It started with him making a speech, which was in Spanish, so I didn’t get a lot of it. But whatever it was, it was delivered very sincerely and the crowd of 60 or so certainly appreciated it. And then another five or six guys, who turned out had been crew members aboard the yacht that the film was about, got up in turns and made similar, softly spoken, sincere speeches. And I use the word sincere not in a mocking way – make no mistake, your Argentinians are very sincere about everything to do with the Falkland Islands. Or, as they see them, their much loved, sadly missed, stolen “Malvinas”.
Eventually, the film starts and I discover, which is handy for me, that one of the crew is an English man called Paul and, when Paul gets to have his windswept say to the camera, I learn the gist of the plot, which is that this group of men plus one woman are sailing to the Falkland as a sort of protest thing. When they finally get to the islands, they naturally want to pop ashore and stretch the old legs, even though they know they won’t be allowed to, because Argentine passport holders are not allowed on the Falklands. Which is where Paul comes into it, because he’s got a British passport. Now, what they want Paul to do, if he does get ashore, is to deliver a sack of Christmas cards to the little “Kelper” children from their little brothers and sisters on the mainland.

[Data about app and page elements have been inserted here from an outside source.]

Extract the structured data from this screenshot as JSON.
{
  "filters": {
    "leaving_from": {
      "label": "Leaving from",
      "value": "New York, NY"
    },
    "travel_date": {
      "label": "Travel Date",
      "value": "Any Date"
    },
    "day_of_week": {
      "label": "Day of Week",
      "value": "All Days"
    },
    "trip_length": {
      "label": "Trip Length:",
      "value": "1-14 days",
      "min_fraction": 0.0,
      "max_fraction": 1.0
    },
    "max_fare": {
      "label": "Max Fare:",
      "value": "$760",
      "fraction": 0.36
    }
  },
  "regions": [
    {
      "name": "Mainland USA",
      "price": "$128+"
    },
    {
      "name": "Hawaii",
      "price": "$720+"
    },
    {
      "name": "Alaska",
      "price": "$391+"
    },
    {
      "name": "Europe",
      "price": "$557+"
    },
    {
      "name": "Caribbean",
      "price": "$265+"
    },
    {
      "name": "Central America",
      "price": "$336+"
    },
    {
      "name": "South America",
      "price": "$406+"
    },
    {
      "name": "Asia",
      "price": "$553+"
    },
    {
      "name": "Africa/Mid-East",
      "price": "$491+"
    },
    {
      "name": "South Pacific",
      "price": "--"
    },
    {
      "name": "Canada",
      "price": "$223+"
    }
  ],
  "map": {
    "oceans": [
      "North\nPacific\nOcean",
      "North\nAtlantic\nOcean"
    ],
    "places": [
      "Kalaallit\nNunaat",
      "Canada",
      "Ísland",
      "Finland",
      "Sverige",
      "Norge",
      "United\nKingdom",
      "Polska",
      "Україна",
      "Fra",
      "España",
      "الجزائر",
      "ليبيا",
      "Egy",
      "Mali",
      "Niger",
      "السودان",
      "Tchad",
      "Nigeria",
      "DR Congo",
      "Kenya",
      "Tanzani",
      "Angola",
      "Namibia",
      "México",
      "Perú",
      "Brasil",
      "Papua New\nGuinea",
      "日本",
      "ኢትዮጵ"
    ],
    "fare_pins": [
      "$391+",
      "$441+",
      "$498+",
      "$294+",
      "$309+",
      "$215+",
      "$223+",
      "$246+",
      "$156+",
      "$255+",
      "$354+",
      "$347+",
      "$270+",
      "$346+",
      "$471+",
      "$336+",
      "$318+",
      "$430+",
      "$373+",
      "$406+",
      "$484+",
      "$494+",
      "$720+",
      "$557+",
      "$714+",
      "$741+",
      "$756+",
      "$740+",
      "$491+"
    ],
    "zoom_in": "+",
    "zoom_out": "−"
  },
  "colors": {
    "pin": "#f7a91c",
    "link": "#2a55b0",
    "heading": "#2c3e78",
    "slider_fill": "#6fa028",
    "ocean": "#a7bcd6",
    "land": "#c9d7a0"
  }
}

Well, how I stopped myself laughing I do not know. Sentimental buggers. The last thing the little children of the Falkland Islands want is Christmas cards from the little kiddies whose country put armed troops on their streets. This might be very sad – but it’s sadly understandable.
So our gallant Argies, plus one, only get to bob around for a while in the waters off Port Stanley, look rock-like and wronged at the land ahoy, before pulling anchor and setting off back home. And my silent conclusion is that every single one of them is a raving loco.

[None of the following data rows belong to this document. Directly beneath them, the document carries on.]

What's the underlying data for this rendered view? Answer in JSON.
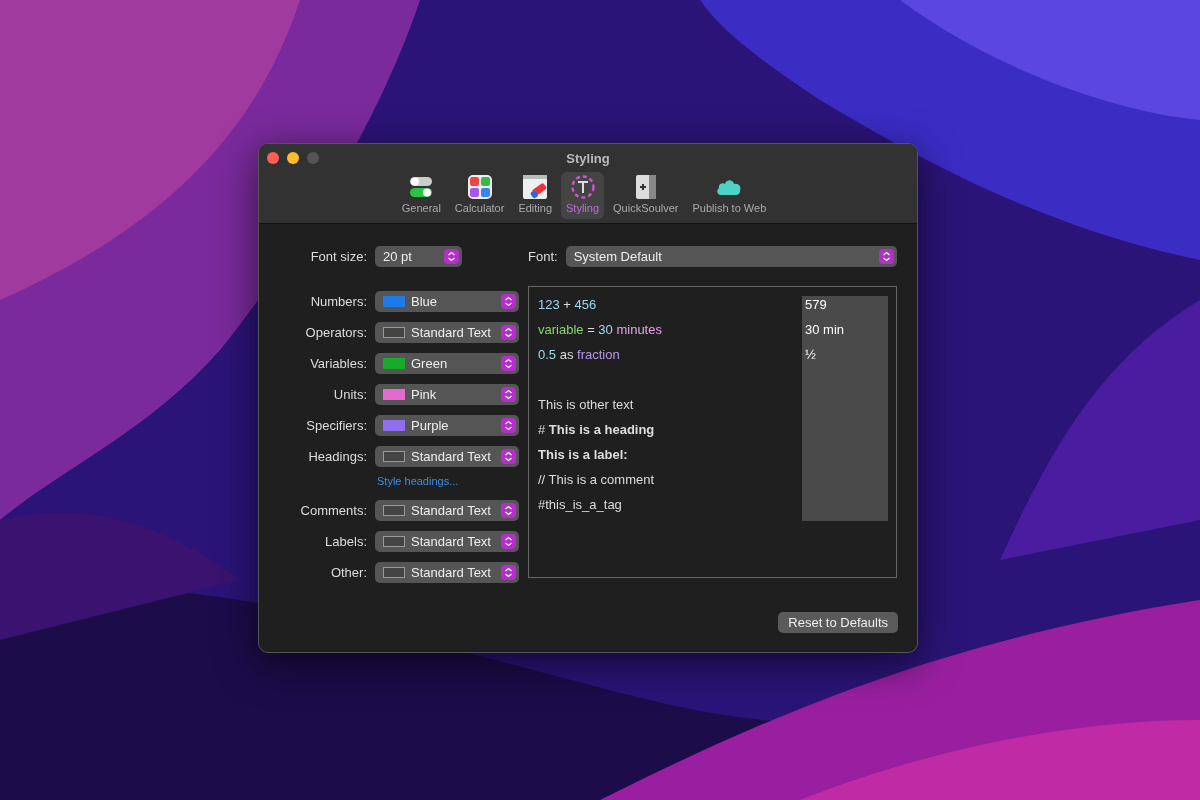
{
  "window": {
    "title": "Styling"
  },
  "tabs": [
    {
      "label": "General",
      "kind": "toggles",
      "selected": false
    },
    {
      "label": "Calculator",
      "kind": "calculator",
      "selected": false
    },
    {
      "label": "Editing",
      "kind": "eraser",
      "selected": false
    },
    {
      "label": "Styling",
      "kind": "styling",
      "selected": true
    },
    {
      "label": "QuickSoulver",
      "kind": "panel",
      "selected": false
    },
    {
      "label": "Publish to Web",
      "kind": "cloud",
      "selected": false
    }
  ],
  "font_size": {
    "label": "Font size:",
    "value": "20 pt"
  },
  "font": {
    "label": "Font:",
    "value": "System Default"
  },
  "style_rows": [
    {
      "label": "Numbers:",
      "value": "Blue",
      "color": "#1e7ae6"
    },
    {
      "label": "Operators:",
      "value": "Standard Text"
    },
    {
      "label": "Variables:",
      "value": "Green",
      "color": "#1aaa2a"
    },
    {
      "label": "Units:",
      "value": "Pink",
      "color": "#e36bd0"
    },
    {
      "label": "Specifiers:",
      "value": "Purple",
      "color": "#8f6ef0"
    },
    {
      "label": "Headings:",
      "value": "Standard Text",
      "link": "Style headings..."
    },
    {
      "label": "Comments:",
      "value": "Standard Text"
    },
    {
      "label": "Labels:",
      "value": "Standard Text"
    },
    {
      "label": "Other:",
      "value": "Standard Text"
    }
  ],
  "preview": {
    "expressions": [
      {
        "segments": [
          {
            "text": "123",
            "kind": "normal",
            "color": "#9fd8ec"
          },
          {
            "text": " + ",
            "kind": "normal"
          },
          {
            "text": "456",
            "kind": "normal",
            "color": "#9fd8ec"
          }
        ],
        "result": "579"
      },
      {
        "segments": [
          {
            "text": "variable",
            "kind": "normal",
            "color": "#86d86e"
          },
          {
            "text": " = ",
            "kind": "normal"
          },
          {
            "text": "30",
            "kind": "normal",
            "color": "#9fd8ec"
          },
          {
            "text": " minutes",
            "kind": "normal",
            "color": "#e7a2ea"
          }
        ],
        "result": "30 min"
      },
      {
        "segments": [
          {
            "text": "0.5",
            "kind": "normal",
            "color": "#9fd8ec"
          },
          {
            "text": " as ",
            "kind": "normal"
          },
          {
            "text": "fraction",
            "kind": "normal",
            "color": "#b994ea"
          }
        ],
        "result": "½"
      }
    ],
    "samples": [
      {
        "segments": [
          {
            "text": "This is other text",
            "kind": "normal"
          }
        ]
      },
      {
        "segments": [
          {
            "text": "# ",
            "kind": "normal"
          },
          {
            "text": "This is a heading",
            "kind": "bold"
          }
        ]
      },
      {
        "segments": [
          {
            "text": "This is a label:",
            "kind": "bold"
          }
        ]
      },
      {
        "segments": [
          {
            "text": "// This is a comment",
            "kind": "normal"
          }
        ]
      },
      {
        "segments": [
          {
            "text": "#this_is_a_tag",
            "kind": "normal"
          }
        ]
      }
    ]
  },
  "reset_button": "Reset to Defaults"
}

But then, after the film had finished, I was introduced to one of the crew members, a Senor Ignacio Gorriti. Ignacio had been a soldier during the war. He fought on Mount Harriet against the Royal Marines and the conflict has been a large part of his mind ever since. We shook hands and both asked and answered the same first question: “Where were you on the islands?” Then Ignacio began to reminisce about going off one day to look for a battery for a radio. And I said: “I’ve heard of you.” And I had, because Ignacio was one of the soldiers featured in my very favourite book on the Falklands war, ‘Fight for the Malvinas’, by Martin Middlebrook.

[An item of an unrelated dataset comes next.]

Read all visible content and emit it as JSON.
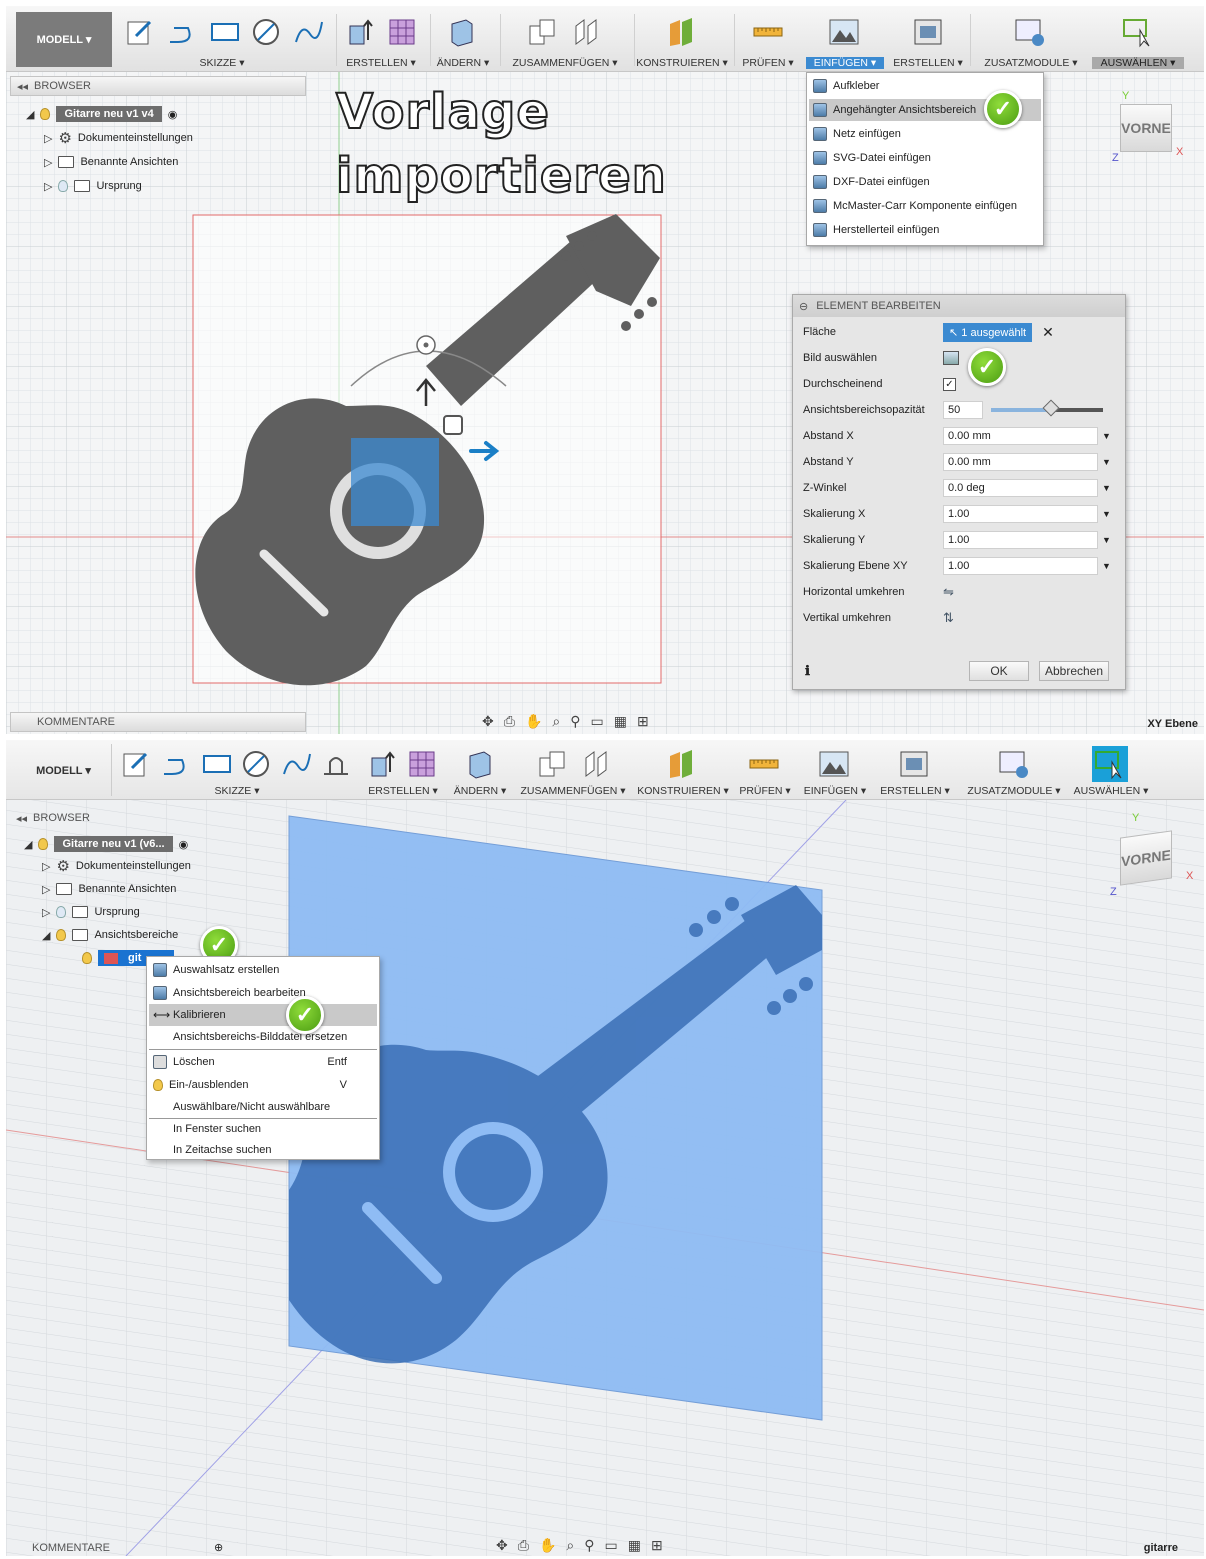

Ignacio and I were interrupted by the reappearance of Mr English Public School. He was sorry, but he had to go and he wanted to ask me a question before he did. Fire away.
“Why did you kill the soldier on Wireless Ridge when you knew a ceasefire had been called?”
I explained that the soldier had a rifle and it was him or me. “But surely,” he pressed, “you could have shouted that the war was over”
Before I could come up with a reply that, once again didn’t begin with the words: “Get real, pal”, Ignacio jumped in on my behalf and pointed out that battlefield etiquette’s just not like that. The man seemed to accept that and with a short hand-shake, which was more than a little cold, he sulked off. “They don’t understand,” said Ignacio, “They can never know what it was like on those hills for us.”
When it was time for me and Ignacio to go our separate ways , we shook hands once more and then, with no words, we fell into something I had waited 14 years for. An embrace with my one-time enemy. And over the years I had fantasied that it would be a tearful event. But it wasn’t. With my chin resting on Ignacio’s shoulder, all I could do was smile. Then we both said: “Goodbye, my friend.”
I left the conference centre on that moon-warmed, beautiful Buenos Aires night, with not a care in the world. It never entered my head to think over the questions I had been asked about the life I had ended on Wireless Ridge. And that was a mistake on my part. A big mistake.